Problem details
Return the lines of the data below in which the string "Katowice" occurs.

Records provided
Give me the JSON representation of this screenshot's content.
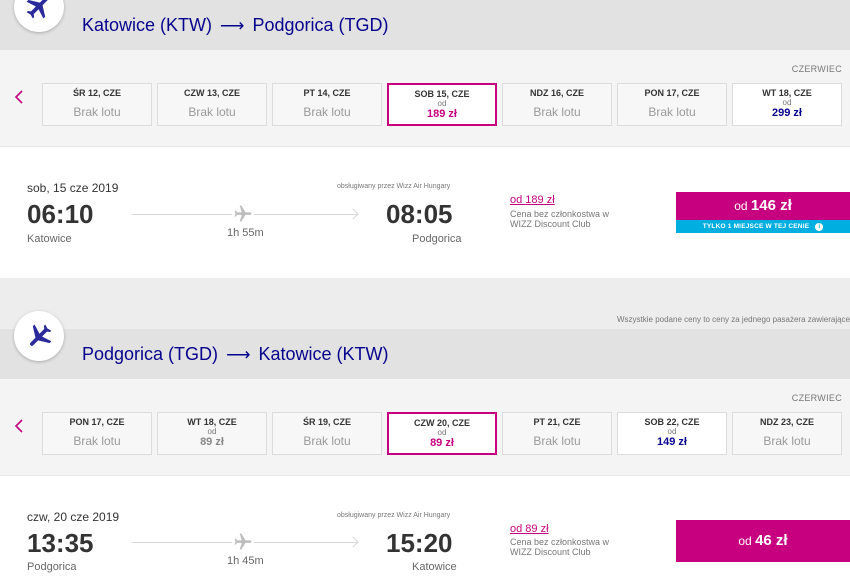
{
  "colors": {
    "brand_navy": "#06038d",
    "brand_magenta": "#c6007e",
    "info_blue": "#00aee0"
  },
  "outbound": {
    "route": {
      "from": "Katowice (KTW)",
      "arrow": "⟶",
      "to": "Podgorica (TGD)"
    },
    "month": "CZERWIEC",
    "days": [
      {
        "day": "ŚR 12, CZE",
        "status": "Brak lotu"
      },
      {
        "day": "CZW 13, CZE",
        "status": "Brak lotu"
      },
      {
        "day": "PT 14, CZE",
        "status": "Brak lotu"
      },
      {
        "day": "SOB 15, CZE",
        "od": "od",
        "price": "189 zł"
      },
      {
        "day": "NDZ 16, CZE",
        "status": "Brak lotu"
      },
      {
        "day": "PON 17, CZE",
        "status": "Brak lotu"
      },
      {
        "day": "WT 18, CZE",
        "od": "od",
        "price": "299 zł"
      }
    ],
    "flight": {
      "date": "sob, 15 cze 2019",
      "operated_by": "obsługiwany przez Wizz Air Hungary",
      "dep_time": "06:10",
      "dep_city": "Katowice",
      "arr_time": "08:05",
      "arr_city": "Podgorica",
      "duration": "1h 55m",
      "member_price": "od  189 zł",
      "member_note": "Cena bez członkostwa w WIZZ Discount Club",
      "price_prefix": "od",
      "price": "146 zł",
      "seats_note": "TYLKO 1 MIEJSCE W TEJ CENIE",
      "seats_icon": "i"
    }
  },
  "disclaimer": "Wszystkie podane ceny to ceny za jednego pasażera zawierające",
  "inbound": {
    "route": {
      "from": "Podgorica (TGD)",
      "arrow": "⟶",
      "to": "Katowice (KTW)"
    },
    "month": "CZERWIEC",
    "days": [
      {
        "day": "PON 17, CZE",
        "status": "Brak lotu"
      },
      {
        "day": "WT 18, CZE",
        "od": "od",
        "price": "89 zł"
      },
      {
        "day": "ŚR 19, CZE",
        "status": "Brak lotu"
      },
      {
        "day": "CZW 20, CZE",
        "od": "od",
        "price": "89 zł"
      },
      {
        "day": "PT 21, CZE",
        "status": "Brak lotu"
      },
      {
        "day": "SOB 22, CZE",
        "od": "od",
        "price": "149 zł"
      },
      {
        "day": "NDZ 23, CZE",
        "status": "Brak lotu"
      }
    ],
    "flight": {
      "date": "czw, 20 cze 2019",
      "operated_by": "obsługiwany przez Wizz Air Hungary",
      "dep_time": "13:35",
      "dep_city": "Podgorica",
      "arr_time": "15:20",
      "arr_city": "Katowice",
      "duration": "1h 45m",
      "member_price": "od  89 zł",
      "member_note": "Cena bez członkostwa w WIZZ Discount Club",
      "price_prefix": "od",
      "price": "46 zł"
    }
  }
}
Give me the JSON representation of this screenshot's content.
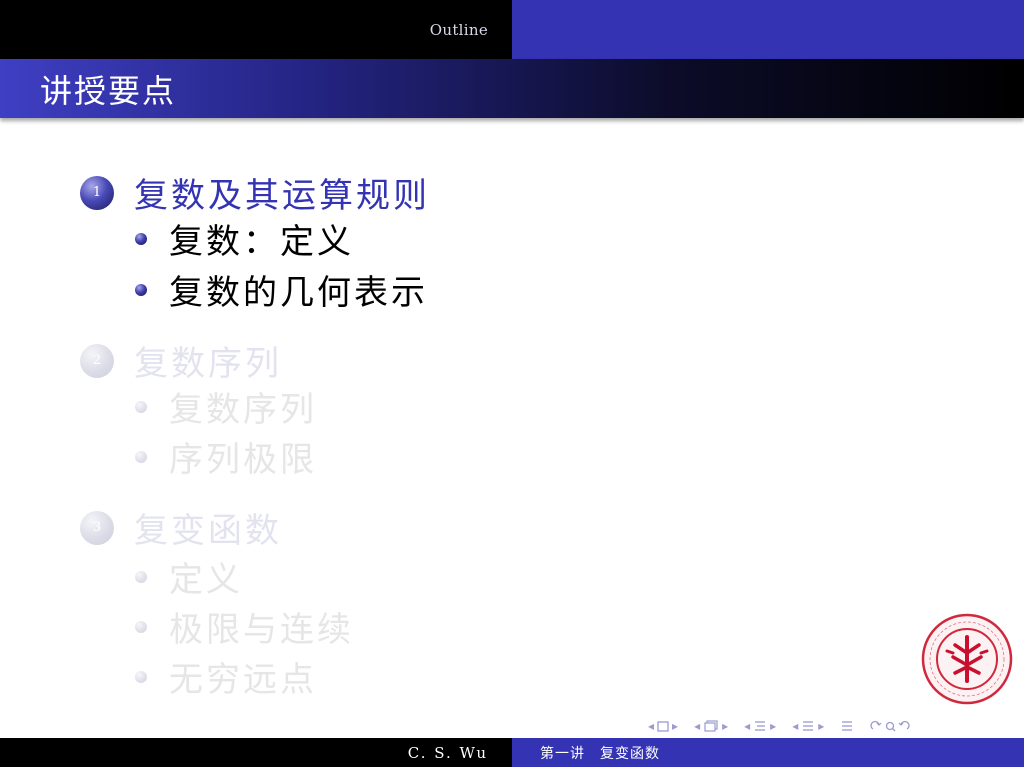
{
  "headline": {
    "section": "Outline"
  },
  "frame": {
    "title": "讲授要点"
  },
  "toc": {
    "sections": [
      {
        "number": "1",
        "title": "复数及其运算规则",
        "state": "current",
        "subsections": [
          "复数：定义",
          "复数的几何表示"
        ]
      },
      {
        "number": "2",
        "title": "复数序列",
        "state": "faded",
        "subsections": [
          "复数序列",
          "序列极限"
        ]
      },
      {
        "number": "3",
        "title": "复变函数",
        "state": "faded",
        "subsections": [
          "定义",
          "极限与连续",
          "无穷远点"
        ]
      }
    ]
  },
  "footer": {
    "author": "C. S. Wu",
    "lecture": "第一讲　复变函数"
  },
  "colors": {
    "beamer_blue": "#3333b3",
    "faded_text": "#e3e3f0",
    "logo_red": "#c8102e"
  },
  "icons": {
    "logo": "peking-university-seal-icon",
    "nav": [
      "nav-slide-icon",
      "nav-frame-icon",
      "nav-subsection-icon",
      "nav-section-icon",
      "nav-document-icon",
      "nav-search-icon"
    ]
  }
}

Answer section
      "from": "Katowice (KTW)",
      "dep_city": "Katowice",
      "to": "Katowice (KTW)"
      "arr_city": "Katowice",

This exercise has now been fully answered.